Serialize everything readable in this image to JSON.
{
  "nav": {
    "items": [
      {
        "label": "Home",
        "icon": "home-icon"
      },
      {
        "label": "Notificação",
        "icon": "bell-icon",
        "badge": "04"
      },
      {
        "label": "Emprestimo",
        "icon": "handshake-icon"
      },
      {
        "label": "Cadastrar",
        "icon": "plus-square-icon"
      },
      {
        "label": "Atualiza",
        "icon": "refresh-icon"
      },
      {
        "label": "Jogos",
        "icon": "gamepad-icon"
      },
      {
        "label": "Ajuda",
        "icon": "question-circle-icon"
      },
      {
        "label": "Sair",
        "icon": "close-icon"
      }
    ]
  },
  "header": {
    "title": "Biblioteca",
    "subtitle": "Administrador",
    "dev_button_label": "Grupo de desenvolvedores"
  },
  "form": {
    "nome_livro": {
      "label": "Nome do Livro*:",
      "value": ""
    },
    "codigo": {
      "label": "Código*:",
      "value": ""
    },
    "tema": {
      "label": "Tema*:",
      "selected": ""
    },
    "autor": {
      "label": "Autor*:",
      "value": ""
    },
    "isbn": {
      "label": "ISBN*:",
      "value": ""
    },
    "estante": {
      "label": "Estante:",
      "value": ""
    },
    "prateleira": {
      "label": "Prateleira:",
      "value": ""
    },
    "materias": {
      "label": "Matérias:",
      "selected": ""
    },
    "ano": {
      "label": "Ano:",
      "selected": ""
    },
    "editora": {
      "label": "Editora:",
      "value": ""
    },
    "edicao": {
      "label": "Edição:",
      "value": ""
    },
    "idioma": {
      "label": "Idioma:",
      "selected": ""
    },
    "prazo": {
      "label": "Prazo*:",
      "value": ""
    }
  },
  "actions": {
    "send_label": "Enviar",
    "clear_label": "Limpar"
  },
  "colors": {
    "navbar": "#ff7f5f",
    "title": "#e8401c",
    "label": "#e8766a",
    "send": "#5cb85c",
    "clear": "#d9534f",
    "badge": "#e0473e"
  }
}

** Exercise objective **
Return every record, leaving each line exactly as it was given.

** Result for this task **
Serialize everything readable in this image to JSON.
{
  "nav": {
    "items": [
      {
        "label": "Home",
        "icon": "home-icon"
      },
      {
        "label": "Notificação",
        "icon": "bell-icon",
        "badge": "04"
      },
      {
        "label": "Emprestimo",
        "icon": "handshake-icon"
      },
      {
        "label": "Cadastrar",
        "icon": "plus-square-icon"
      },
      {
        "label": "Atualiza",
        "icon": "refresh-icon"
      },
      {
        "label": "Jogos",
        "icon": "gamepad-icon"
      },
      {
        "label": "Ajuda",
        "icon": "question-circle-icon"
      },
      {
        "label": "Sair",
        "icon": "close-icon"
      }
    ]
  },
  "header": {
    "title": "Biblioteca",
    "subtitle": "Administrador",
    "dev_button_label": "Grupo de desenvolvedores"
  },
  "form": {
    "nome_livro": {
      "label": "Nome do Livro*:",
      "value": ""
    },
    "codigo": {
      "label": "Código*:",
      "value": ""
    },
    "tema": {
      "label": "Tema*:",
      "selected": ""
    },
    "autor": {
      "label": "Autor*:",
      "value": ""
    },
    "isbn": {
      "label": "ISBN*:",
      "value": ""
    },
    "estante": {
      "label": "Estante:",
      "value": ""
    },
    "prateleira": {
      "label": "Prateleira:",
      "value": ""
    },
    "materias": {
      "label": "Matérias:",
      "selected": ""
    },
    "ano": {
      "label": "Ano:",
      "selected": ""
    },
    "editora": {
      "label": "Editora:",
      "value": ""
    },
    "edicao": {
      "label": "Edição:",
      "value": ""
    },
    "idioma": {
      "label": "Idioma:",
      "selected": ""
    },
    "prazo": {
      "label": "Prazo*:",
      "value": ""
    }
  },
  "actions": {
    "send_label": "Enviar",
    "clear_label": "Limpar"
  },
  "colors": {
    "navbar": "#ff7f5f",
    "title": "#e8401c",
    "label": "#e8766a",
    "send": "#5cb85c",
    "clear": "#d9534f",
    "badge": "#e0473e"
  }
}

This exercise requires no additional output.